= Work instruction =
Your task is to copy each line of the records that includes the string "Wissenschaft".
** Provided material follows **
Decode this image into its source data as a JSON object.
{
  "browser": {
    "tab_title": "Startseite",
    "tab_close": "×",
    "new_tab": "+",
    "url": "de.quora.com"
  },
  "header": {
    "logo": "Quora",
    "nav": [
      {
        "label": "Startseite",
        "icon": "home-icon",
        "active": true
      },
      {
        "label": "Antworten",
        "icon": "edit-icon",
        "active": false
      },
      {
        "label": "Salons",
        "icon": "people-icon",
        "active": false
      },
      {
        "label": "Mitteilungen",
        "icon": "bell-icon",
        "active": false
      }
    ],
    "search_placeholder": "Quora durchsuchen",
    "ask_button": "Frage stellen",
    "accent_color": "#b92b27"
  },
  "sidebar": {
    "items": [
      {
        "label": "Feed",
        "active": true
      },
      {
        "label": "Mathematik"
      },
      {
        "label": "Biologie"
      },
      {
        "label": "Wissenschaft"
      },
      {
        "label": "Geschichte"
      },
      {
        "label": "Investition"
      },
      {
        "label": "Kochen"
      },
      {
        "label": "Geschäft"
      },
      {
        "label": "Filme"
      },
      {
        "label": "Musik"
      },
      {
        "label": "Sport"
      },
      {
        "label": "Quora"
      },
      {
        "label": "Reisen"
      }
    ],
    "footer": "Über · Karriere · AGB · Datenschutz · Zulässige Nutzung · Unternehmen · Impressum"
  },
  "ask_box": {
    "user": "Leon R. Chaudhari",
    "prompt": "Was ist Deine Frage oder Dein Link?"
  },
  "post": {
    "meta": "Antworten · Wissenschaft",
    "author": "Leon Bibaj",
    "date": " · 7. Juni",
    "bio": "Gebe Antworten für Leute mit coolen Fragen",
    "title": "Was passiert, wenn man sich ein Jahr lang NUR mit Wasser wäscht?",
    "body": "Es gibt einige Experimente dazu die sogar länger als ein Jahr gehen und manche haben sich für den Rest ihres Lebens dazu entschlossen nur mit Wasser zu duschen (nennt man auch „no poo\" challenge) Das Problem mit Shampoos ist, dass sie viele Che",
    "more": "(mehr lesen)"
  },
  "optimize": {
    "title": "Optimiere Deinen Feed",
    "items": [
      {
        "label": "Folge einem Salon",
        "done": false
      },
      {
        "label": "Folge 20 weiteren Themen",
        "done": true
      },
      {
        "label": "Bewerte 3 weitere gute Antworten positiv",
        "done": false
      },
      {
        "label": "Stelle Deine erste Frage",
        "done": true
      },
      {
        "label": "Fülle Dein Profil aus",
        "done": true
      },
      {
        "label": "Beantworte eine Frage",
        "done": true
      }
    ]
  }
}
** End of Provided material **
= Reply to the exercise =
        "label": "Wissenschaft"
    "meta": "Antworten · Wissenschaft",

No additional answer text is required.